(Beginning of Entries provided)
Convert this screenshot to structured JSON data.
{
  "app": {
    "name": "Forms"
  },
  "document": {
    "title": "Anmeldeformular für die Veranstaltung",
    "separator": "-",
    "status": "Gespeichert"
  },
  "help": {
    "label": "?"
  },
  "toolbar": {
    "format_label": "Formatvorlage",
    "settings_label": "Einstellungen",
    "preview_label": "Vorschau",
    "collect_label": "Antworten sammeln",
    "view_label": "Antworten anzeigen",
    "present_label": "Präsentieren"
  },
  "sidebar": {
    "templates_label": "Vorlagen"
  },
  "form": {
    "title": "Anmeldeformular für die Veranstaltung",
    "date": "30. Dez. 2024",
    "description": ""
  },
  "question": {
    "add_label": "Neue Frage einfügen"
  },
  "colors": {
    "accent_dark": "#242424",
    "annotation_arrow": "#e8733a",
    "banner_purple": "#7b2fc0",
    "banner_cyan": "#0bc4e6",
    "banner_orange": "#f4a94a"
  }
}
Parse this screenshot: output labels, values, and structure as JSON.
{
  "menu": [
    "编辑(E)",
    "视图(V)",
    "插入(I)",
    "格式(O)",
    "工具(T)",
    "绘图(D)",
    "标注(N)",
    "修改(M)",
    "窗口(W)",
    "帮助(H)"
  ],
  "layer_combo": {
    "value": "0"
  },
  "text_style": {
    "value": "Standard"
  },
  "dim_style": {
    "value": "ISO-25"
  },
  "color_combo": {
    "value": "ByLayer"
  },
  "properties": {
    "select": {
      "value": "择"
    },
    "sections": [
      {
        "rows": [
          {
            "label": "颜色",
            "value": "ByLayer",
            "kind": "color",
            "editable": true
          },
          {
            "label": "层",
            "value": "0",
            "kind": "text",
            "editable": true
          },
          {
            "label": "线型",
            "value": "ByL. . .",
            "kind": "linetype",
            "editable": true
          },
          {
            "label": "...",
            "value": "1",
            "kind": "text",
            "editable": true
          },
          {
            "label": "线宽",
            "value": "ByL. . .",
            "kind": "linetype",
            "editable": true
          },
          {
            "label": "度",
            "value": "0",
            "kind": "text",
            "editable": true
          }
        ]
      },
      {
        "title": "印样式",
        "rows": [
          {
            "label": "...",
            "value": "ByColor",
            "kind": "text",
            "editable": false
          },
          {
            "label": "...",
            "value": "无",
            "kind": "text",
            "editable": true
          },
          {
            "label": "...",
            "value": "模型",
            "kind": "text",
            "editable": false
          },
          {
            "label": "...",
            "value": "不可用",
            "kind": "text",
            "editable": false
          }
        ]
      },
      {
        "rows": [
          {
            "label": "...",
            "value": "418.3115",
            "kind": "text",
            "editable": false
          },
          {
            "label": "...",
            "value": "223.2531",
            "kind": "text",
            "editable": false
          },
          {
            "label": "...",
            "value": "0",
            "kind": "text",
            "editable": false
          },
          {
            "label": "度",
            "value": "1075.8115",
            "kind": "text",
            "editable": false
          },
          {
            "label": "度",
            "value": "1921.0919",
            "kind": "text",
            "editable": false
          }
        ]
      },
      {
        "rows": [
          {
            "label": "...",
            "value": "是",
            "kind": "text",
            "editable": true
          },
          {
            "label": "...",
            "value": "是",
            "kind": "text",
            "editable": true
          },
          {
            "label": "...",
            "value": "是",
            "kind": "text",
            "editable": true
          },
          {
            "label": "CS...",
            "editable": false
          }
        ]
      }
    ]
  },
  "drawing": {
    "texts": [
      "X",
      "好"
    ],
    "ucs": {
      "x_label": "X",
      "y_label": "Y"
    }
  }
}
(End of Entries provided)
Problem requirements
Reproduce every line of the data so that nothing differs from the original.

Task solution
Convert this screenshot to structured JSON data.
{
  "app": {
    "name": "Forms"
  },
  "document": {
    "title": "Anmeldeformular für die Veranstaltung",
    "separator": "-",
    "status": "Gespeichert"
  },
  "help": {
    "label": "?"
  },
  "toolbar": {
    "format_label": "Formatvorlage",
    "settings_label": "Einstellungen",
    "preview_label": "Vorschau",
    "collect_label": "Antworten sammeln",
    "view_label": "Antworten anzeigen",
    "present_label": "Präsentieren"
  },
  "sidebar": {
    "templates_label": "Vorlagen"
  },
  "form": {
    "title": "Anmeldeformular für die Veranstaltung",
    "date": "30. Dez. 2024",
    "description": ""
  },
  "question": {
    "add_label": "Neue Frage einfügen"
  },
  "colors": {
    "accent_dark": "#242424",
    "annotation_arrow": "#e8733a",
    "banner_purple": "#7b2fc0",
    "banner_cyan": "#0bc4e6",
    "banner_orange": "#f4a94a"
  }
}
Parse this screenshot: output labels, values, and structure as JSON.
{
  "menu": [
    "编辑(E)",
    "视图(V)",
    "插入(I)",
    "格式(O)",
    "工具(T)",
    "绘图(D)",
    "标注(N)",
    "修改(M)",
    "窗口(W)",
    "帮助(H)"
  ],
  "layer_combo": {
    "value": "0"
  },
  "text_style": {
    "value": "Standard"
  },
  "dim_style": {
    "value": "ISO-25"
  },
  "color_combo": {
    "value": "ByLayer"
  },
  "properties": {
    "select": {
      "value": "择"
    },
    "sections": [
      {
        "rows": [
          {
            "label": "颜色",
            "value": "ByLayer",
            "kind": "color",
            "editable": true
          },
          {
            "label": "层",
            "value": "0",
            "kind": "text",
            "editable": true
          },
          {
            "label": "线型",
            "value": "ByL. . .",
            "kind": "linetype",
            "editable": true
          },
          {
            "label": "...",
            "value": "1",
            "kind": "text",
            "editable": true
          },
          {
            "label": "线宽",
            "value": "ByL. . .",
            "kind": "linetype",
            "editable": true
          },
          {
            "label": "度",
            "value": "0",
            "kind": "text",
            "editable": true
          }
        ]
      },
      {
        "title": "印样式",
        "rows": [
          {
            "label": "...",
            "value": "ByColor",
            "kind": "text",
            "editable": false
          },
          {
            "label": "...",
            "value": "无",
            "kind": "text",
            "editable": true
          },
          {
            "label": "...",
            "value": "模型",
            "kind": "text",
            "editable": false
          },
          {
            "label": "...",
            "value": "不可用",
            "kind": "text",
            "editable": false
          }
        ]
      },
      {
        "rows": [
          {
            "label": "...",
            "value": "418.3115",
            "kind": "text",
            "editable": false
          },
          {
            "label": "...",
            "value": "223.2531",
            "kind": "text",
            "editable": false
          },
          {
            "label": "...",
            "value": "0",
            "kind": "text",
            "editable": false
          },
          {
            "label": "度",
            "value": "1075.8115",
            "kind": "text",
            "editable": false
          },
          {
            "label": "度",
            "value": "1921.0919",
            "kind": "text",
            "editable": false
          }
        ]
      },
      {
        "rows": [
          {
            "label": "...",
            "value": "是",
            "kind": "text",
            "editable": true
          },
          {
            "label": "...",
            "value": "是",
            "kind": "text",
            "editable": true
          },
          {
            "label": "...",
            "value": "是",
            "kind": "text",
            "editable": true
          },
          {
            "label": "CS...",
            "editable": false
          }
        ]
      }
    ]
  },
  "drawing": {
    "texts": [
      "X",
      "好"
    ],
    "ucs": {
      "x_label": "X",
      "y_label": "Y"
    }
  }
}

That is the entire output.